Finally we arrive at the Cape, and just as last time, it is spectacular. Perhaps even more so because it is still extremely windy and images of olden-day seafarers and their struggles to navigate these treacherous waters aren’t hard to conjure. We take the obligatory picture behind the Cape of Good Hope sign. Noisette can’t get over the fact that this isn’t, in fact, the Southern-most point of the continent, and why would they put the sign here instead of at Cape Agulhas, 170 km to the East, which holds those honors instead?

See how windy it was?

Then we go climbing on the rocks for a wealth of more spectacular views. Cape Town is definitely a paradise for landscape photography. And something about those rocks inspires our kids to pose for the camera.

 

We couldn’t find Jabulani and got a bit panicky; this is how we finally found him

Once again I cannot wait to get out of the wind, spectacular views notwithstanding. Which is why I stay in the car to take pictures of some wind- and kite surfing action on a beach nearby, while Jabulani and Noisette take a walk. Okay, I lied earlier. There is something wind is good for, after all. But only in Hawaii, which in my opinion has the best windsurfing in the world. I do want to try out kite surfing, but somewhere warmer than here!

 

I am pretty amazed the kids aren’t any whinier by now, considering we’ve stopped about a million times and it is well into the afternoon, all memories of breakfast long faded. I fervently hope there will be a nice restaurant at Cape Point where we’re headed next. And yes, we are not disappointed. After some more climbing and posing and shivering in the now howling wind, we manage to prevent Noisette from taking the 1.5 hour trail around Cape Point and head for Two Oceans Restaurant instead. Hallelujah! It is wind-sheltered, with the only drawback that the one sunny spot at our table is directly underneath the overhanging roof, where it is obvious from tell-tale spots on the floor that birds like to sit and poop. But I’m so cold and craving sunshine that I volunteer for the poop-danger-spot.
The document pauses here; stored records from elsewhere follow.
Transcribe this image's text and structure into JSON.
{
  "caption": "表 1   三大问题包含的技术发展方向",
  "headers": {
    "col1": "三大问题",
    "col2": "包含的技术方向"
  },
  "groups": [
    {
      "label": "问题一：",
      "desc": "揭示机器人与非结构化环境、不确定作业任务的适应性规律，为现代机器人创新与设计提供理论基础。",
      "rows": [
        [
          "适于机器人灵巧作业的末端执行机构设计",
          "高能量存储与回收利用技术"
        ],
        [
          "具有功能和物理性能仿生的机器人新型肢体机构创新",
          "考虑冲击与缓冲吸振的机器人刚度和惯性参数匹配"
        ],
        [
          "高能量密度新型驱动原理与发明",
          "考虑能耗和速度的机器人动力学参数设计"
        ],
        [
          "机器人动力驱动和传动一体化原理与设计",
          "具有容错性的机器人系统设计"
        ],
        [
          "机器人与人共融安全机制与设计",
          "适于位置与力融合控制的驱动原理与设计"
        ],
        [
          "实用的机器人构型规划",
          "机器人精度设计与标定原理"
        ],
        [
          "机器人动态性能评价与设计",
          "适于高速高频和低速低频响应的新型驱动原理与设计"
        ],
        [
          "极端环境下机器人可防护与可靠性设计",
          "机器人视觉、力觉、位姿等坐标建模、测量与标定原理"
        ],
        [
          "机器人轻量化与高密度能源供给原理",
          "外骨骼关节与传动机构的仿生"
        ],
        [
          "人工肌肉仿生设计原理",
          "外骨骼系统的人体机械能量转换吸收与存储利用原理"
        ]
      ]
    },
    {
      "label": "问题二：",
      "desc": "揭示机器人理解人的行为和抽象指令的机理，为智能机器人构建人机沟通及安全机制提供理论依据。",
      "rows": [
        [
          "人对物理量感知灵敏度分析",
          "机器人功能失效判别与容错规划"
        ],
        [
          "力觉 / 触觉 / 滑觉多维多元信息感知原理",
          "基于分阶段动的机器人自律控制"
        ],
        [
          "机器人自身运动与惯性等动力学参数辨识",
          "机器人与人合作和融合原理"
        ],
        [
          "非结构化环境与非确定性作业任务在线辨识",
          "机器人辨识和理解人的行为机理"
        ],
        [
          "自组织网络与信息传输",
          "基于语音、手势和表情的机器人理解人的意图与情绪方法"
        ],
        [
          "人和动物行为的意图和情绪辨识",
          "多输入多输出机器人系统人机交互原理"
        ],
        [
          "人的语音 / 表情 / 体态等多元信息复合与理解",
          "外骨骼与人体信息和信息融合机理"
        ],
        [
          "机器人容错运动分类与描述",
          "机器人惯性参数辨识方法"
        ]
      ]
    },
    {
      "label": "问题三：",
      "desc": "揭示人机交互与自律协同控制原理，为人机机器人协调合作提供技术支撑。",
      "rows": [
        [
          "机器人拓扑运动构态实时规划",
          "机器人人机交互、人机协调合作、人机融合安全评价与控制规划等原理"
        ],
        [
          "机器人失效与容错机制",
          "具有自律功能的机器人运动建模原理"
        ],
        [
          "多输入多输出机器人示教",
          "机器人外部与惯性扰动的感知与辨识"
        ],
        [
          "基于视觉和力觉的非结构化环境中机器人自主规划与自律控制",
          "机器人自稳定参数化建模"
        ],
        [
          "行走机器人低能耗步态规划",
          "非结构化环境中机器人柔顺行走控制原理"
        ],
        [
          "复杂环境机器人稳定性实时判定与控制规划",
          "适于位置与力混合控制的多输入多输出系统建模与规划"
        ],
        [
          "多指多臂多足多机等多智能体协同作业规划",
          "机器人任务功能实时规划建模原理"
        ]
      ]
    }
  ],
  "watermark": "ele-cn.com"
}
Cape Point

 

 

After we’ve all had our fill, it is a long drive back to Cape Town. Since there is a little bit of the day left and lunch, even though very late, already a few hours past, we head for Kloof Road to have desserts at Cafe Paradiso, another gem in our Cape Town restaurants collection. The sun is just setting, there is a cozy fire going next to our table, and we even get blankets. The chocolate fondant is as delicious as promised. So delicious that a frenzied fight breaks out over everybody’s plates. We linger a bit more as the sun goes down and agree that it is another perfect ending to an almost-perfect day.

Previously: Cape Town with Kids: Day One
Next: Our Trip to Robben Island